### Exercise directions
Gather all lines with "downloads" from the records.
──────
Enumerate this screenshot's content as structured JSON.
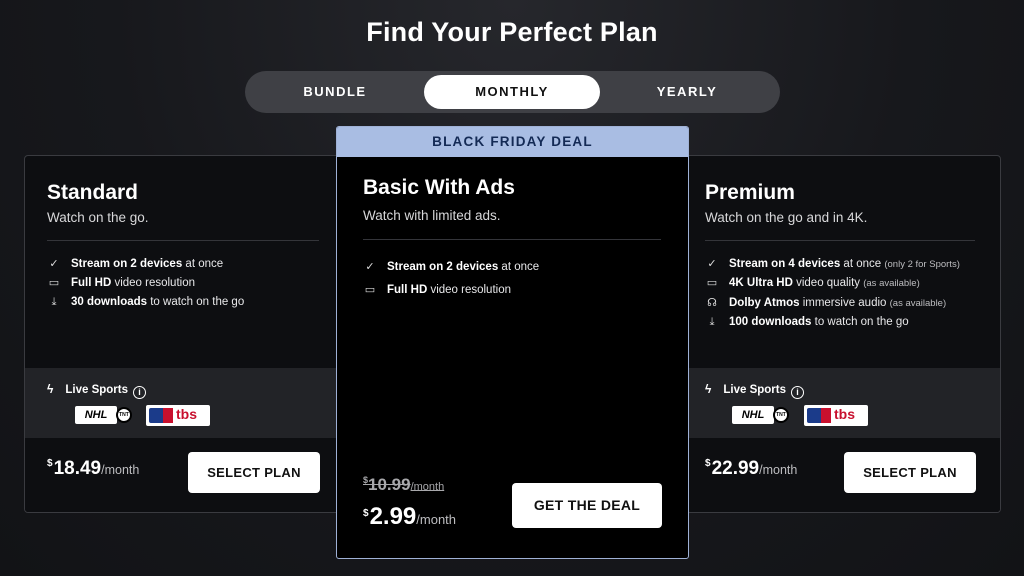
{
  "page": {
    "title": "Find Your Perfect Plan"
  },
  "billing_toggle": {
    "options": [
      "BUNDLE",
      "MONTHLY",
      "YEARLY"
    ],
    "selected": "MONTHLY"
  },
  "plans": [
    {
      "name": "Standard",
      "tagline": "Watch on the go.",
      "features": [
        {
          "icon": "check-icon",
          "bold": "Stream on 2 devices",
          "rest": " at once",
          "note": ""
        },
        {
          "icon": "monitor-icon",
          "bold": "Full HD",
          "rest": " video resolution",
          "note": ""
        },
        {
          "icon": "download-icon",
          "bold": "30 downloads",
          "rest": " to watch on the go",
          "note": ""
        }
      ],
      "live_sports_label": "Live Sports",
      "price_currency": "$",
      "price": "18.49",
      "price_period": "/month",
      "button_label": "SELECT PLAN"
    },
    {
      "banner": "BLACK FRIDAY DEAL",
      "name": "Basic With Ads",
      "tagline": "Watch with limited ads.",
      "features": [
        {
          "icon": "check-icon",
          "bold": "Stream on 2 devices",
          "rest": " at once",
          "note": ""
        },
        {
          "icon": "monitor-icon",
          "bold": "Full HD",
          "rest": " video resolution",
          "note": ""
        }
      ],
      "old_price_currency": "$",
      "old_price": "10.99",
      "old_price_period": "/month",
      "price_currency": "$",
      "price": "2.99",
      "price_period": "/month",
      "button_label": "GET THE DEAL"
    },
    {
      "name": "Premium",
      "tagline": "Watch on the go and in 4K.",
      "features": [
        {
          "icon": "check-icon",
          "bold": "Stream on 4 devices",
          "rest": " at once ",
          "note": "(only 2 for Sports)"
        },
        {
          "icon": "monitor-icon",
          "bold": "4K Ultra HD",
          "rest": " video quality ",
          "note": "(as available)"
        },
        {
          "icon": "headphones-icon",
          "bold": "Dolby Atmos",
          "rest": " immersive audio ",
          "note": "(as available)"
        },
        {
          "icon": "download-icon",
          "bold": "100 downloads",
          "rest": " to watch on the go",
          "note": ""
        }
      ],
      "live_sports_label": "Live Sports",
      "price_currency": "$",
      "price": "22.99",
      "price_period": "/month",
      "button_label": "SELECT PLAN"
    }
  ],
  "sports_logos": {
    "nhl": "NHL",
    "tnt": "TNT",
    "tbs": "tbs"
  },
  "colors": {
    "deal_banner_bg": "#a9bde3",
    "deal_banner_text": "#142a55",
    "card_bg": "#0d0e11",
    "sports_bg": "#222327"
  }
}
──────
### Exercise output
          "bold": "30 downloads",
          "bold": "100 downloads",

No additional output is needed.